| Goal of the exercise |
Wherever the string "icon" appears in a line of the listing below, report that line.
Segment Open
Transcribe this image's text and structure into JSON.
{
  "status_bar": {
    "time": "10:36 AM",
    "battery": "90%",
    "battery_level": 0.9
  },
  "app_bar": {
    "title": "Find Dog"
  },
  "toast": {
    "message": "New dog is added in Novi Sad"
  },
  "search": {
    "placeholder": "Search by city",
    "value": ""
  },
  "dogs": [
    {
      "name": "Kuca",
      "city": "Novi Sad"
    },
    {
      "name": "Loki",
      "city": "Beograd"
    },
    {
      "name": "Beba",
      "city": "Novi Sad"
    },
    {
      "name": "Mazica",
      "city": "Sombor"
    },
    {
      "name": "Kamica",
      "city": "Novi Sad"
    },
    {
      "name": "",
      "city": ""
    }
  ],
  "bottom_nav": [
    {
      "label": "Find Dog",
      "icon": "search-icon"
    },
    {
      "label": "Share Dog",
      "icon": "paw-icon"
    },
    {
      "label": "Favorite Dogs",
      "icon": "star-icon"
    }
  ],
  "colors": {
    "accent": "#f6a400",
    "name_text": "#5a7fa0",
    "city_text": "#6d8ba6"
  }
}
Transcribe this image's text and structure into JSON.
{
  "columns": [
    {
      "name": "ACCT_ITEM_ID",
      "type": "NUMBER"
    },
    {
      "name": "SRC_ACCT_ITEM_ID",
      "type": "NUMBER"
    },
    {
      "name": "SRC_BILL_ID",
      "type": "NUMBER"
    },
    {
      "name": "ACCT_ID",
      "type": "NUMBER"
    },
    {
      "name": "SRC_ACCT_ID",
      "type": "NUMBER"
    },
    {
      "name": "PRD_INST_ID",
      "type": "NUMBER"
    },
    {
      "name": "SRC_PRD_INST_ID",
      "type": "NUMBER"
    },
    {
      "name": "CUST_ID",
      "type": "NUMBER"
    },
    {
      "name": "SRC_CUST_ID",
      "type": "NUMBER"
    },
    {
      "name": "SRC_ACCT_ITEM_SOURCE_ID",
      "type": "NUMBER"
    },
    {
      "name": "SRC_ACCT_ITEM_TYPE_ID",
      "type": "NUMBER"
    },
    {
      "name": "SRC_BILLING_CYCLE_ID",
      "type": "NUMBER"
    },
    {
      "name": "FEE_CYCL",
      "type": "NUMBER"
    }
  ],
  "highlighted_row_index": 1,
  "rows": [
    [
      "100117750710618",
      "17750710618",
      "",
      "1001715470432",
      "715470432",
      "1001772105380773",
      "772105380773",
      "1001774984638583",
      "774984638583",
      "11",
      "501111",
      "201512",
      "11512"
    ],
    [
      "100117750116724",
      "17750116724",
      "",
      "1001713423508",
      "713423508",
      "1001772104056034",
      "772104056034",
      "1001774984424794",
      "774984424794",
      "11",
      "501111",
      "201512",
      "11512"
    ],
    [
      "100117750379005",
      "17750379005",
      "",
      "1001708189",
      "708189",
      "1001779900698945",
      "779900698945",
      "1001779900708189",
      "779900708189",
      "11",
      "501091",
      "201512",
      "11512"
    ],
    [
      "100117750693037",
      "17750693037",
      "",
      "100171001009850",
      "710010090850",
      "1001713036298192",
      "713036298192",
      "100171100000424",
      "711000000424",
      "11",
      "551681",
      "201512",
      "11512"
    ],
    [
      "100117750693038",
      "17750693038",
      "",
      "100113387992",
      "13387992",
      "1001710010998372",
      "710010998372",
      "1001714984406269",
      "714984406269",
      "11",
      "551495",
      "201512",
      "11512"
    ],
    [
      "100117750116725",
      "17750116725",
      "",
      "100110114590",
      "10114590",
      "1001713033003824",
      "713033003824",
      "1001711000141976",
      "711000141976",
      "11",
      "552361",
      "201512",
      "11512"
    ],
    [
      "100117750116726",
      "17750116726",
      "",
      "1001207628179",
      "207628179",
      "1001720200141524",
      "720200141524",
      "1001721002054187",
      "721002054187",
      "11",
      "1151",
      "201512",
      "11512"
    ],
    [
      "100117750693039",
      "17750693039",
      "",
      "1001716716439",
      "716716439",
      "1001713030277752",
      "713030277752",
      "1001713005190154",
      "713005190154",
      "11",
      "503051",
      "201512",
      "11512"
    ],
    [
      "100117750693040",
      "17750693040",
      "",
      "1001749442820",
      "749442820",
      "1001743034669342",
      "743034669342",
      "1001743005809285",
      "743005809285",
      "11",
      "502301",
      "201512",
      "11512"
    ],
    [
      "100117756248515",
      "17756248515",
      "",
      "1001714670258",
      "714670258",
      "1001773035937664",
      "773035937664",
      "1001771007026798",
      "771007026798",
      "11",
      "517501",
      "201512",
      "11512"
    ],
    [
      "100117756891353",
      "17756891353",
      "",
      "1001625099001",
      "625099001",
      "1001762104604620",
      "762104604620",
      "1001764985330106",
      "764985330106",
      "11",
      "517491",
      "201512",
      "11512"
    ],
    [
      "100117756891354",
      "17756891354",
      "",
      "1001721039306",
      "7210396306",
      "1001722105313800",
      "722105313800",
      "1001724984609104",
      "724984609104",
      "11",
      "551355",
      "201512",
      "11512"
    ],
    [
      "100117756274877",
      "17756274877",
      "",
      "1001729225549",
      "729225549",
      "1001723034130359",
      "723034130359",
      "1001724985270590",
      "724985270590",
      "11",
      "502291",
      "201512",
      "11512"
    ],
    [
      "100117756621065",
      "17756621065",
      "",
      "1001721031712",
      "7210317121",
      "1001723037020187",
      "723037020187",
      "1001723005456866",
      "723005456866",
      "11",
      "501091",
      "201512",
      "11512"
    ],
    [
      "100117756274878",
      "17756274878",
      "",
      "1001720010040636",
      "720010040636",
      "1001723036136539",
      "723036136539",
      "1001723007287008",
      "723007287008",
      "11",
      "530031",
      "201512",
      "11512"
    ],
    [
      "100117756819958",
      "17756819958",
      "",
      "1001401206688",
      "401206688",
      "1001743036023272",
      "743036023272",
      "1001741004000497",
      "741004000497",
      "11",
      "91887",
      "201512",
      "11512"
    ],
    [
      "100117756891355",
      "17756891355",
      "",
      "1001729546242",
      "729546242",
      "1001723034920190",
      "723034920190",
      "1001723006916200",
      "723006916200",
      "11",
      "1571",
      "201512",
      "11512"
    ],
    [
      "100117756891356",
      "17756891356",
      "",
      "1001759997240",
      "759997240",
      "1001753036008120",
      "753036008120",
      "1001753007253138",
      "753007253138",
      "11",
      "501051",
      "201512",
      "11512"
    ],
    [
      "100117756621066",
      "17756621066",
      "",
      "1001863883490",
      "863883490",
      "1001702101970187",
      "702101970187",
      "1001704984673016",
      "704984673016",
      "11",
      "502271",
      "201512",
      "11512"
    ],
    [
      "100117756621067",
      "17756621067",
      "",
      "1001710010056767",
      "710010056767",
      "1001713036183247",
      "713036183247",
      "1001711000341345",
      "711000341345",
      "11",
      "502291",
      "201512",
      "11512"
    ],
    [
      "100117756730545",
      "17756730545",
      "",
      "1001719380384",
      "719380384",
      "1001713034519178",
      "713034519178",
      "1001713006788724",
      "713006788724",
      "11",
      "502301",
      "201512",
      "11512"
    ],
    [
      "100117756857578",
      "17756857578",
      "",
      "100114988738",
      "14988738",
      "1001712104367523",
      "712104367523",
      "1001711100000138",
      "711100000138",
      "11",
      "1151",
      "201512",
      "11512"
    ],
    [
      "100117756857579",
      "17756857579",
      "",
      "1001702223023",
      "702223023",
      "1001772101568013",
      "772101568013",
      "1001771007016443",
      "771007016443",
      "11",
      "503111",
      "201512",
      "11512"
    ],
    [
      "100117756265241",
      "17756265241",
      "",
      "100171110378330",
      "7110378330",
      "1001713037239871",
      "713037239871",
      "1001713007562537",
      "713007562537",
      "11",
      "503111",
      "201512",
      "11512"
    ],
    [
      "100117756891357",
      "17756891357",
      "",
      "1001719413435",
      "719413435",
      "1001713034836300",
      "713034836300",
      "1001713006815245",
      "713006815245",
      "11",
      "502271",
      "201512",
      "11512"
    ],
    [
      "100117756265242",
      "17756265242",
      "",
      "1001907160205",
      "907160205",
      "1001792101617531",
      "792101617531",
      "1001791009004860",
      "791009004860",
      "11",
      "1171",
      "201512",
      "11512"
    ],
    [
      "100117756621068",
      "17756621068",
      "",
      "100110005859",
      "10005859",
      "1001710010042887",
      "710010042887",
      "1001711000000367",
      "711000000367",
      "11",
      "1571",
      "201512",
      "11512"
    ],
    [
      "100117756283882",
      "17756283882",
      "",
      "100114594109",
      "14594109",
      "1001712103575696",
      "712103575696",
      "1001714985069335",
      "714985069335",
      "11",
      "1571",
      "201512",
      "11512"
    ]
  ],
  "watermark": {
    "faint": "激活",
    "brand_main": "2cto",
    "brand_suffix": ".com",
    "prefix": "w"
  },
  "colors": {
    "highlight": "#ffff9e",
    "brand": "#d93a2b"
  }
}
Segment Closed
| Reply |
      "icon": "search-icon"
      "icon": "paw-icon"
      "icon": "star-icon"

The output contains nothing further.